A major inference task in Bayesian networks is explaining why some variables are observed in their particular states using a set of target variables. Existing methods for solving this problem often generate explanations that are either too simple (underspecified) or too complex (overspecified). In this paper, we introduce a method called Most Relevant Explanation (MRE) which finds a partial instantiation of the target variables that maximizes the generalized Bayes factor (GBF) as the best explanation for the given evidence. Our study shows that GBF has several theoretical properties that enable MRE to automatically identify the most relevant target variables in forming its explanation. In particular, conditional Bayes factor (CBF), defined as the GBF of a new explanation conditioned on an existing explanation, provides a soft measure on the degree of relevance of the variables in the new explanation in explaining the evidence given the existing explanation. As a result, MRE is able to automatically prune less relevant variables from its explanation. We also show that CBF is able to capture well the explaining-away phenomenon that is often represented in Bayesian networks. Moreover, we define two dominance relations between the candidate solutions and use the relations to generalize MRE to find a set of top explanations that is both diverse and representative. Case studies on several benchmark diagnostic Bayesian networks show that MRE is often able to find explanatory hypotheses that are not only precise but also concise.

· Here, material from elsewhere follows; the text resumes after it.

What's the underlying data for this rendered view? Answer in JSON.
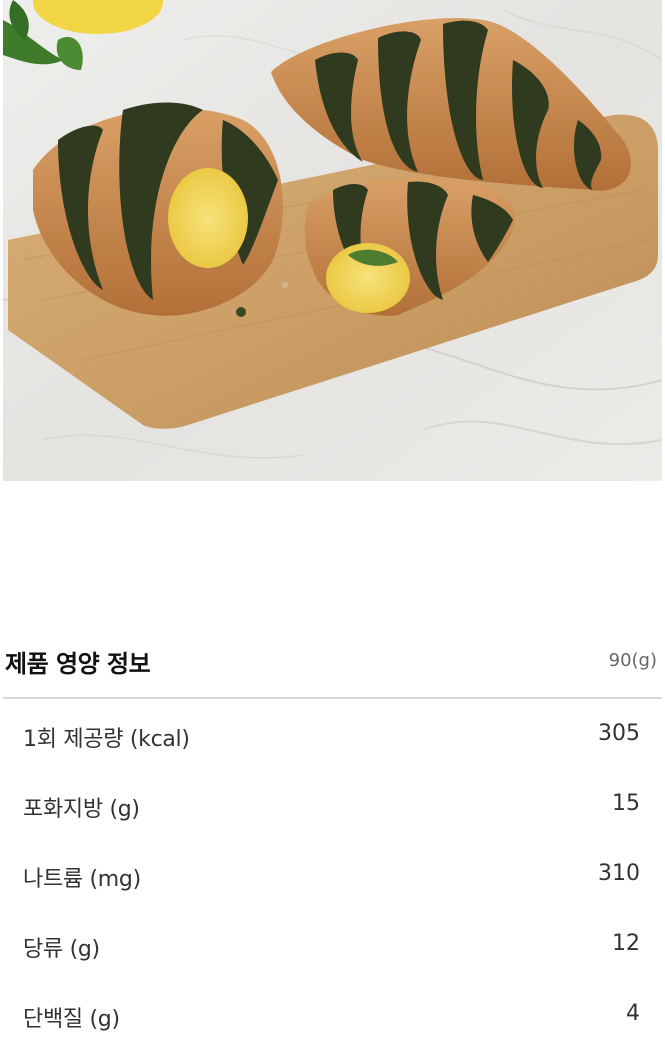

Shchekotykhin

AAAI Conferences

Broad application of answer set programming (ASP) for declarative problem solving requires the development of tools supporting the coding process. Program debugging is one of the crucial activities within this process. Modern ASP debugging approaches allow efficient computation of possible explanations of a fault. However, even for a small program a debugger might return a large number of possible explanations and selection of the correct one must be done manually. In this paper we present an interactive query-based ASP debugging method which extends previous approaches and finds the preferred explanation by means of observations. The system automatically generates a sequence of queries to a programmer asking whether a set of ground atoms must be true in all (cautiously) or some (bravely) answer sets of the program. Since some queries can be more informative than the others, we discuss query selection strategies which - given user's preferences for an explanation - can find the most informative query reducing the overall number of queries required for the identification of a preferred explanation.


An Explanation Mechanism for Bayesian Inferencing Systems

arXiv.org Artificial Intelligence

Explanation facilities are a particularly important feature of expert system frameworks. It is an area in which traditional rule-based expert system frameworks have had mixed results. While explanations about control are well handled, facilities are needed for generating better explanations concerning knowledge base content. This paper approaches the explanation problem by examining the effect an event has on a variable of interest within a symmetric Bayesian inferencing system. We argue that any effect measure operating in this context must satisfy certain properties. Such a measure is proposed. It forms the basis for an explanation facility which allows the user of the Generalized Bayesian Inferencing System to question the meaning of the knowledge base. That facility is described in detail.